"The smallest blog can break the biggest news."
Yale Global's Mark Glaser writes about blogs and bloggers:
In the US political sphere, boundaries are again being erased. Bloggers have led the charge to "fact check" the media, gaining prominence for pushing stories such as the questionable documents used by "60 Minutes II" in a report on President Bush's National Guard service. In one case, Australian blogger Tim Blair unearthed a fabricated source in a Chicago Tribune story, leading to the reporter's dismissal.
In these cases, bloggers have filled gaps in mainstream journalism. When corporate profits took center stage at media companies in the '80s and '90s, most news organizations cut back on fact-checkers and proofreading. A citizen brigade of thousands of interested readers checking controversial stories bolsters these strapped organizations. Consider it the new open-source method of fact-checking.
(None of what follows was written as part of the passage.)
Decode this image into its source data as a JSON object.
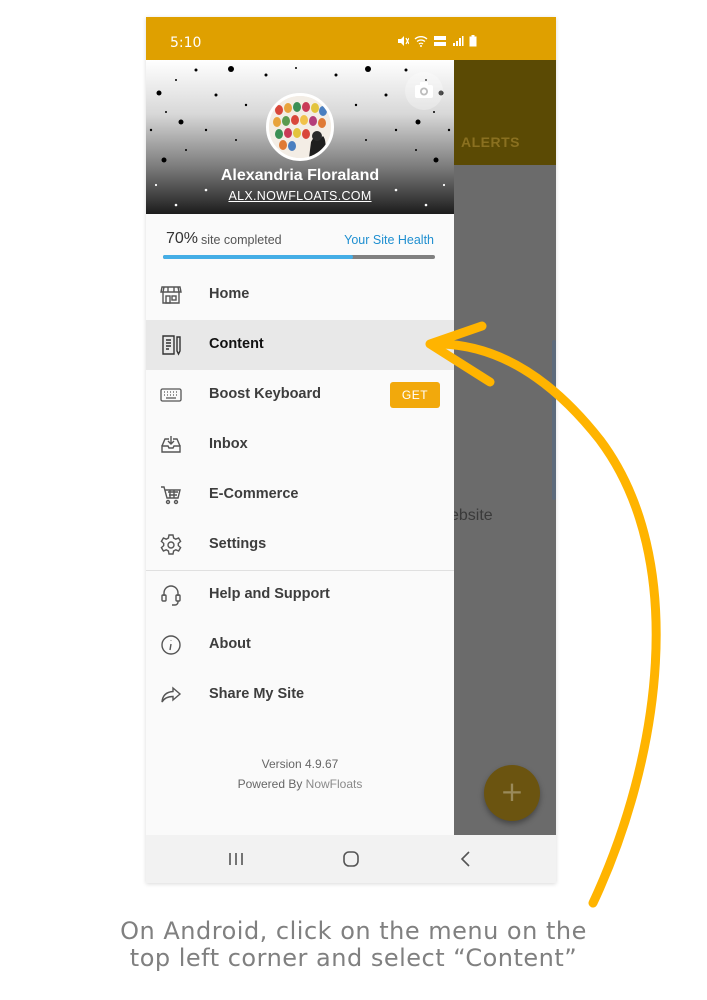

Despite the media rhetoric about bloggers being uninformed ranters in pajamas, and bloggers who deride the content of mainstream media (shortened to "MSM"), the two camps actually have a symbiotic relationship. The media needs bloggers for fact-checking, expert opinions, and for pushing stories on the edges. And the bloggers need the media as grist for their mills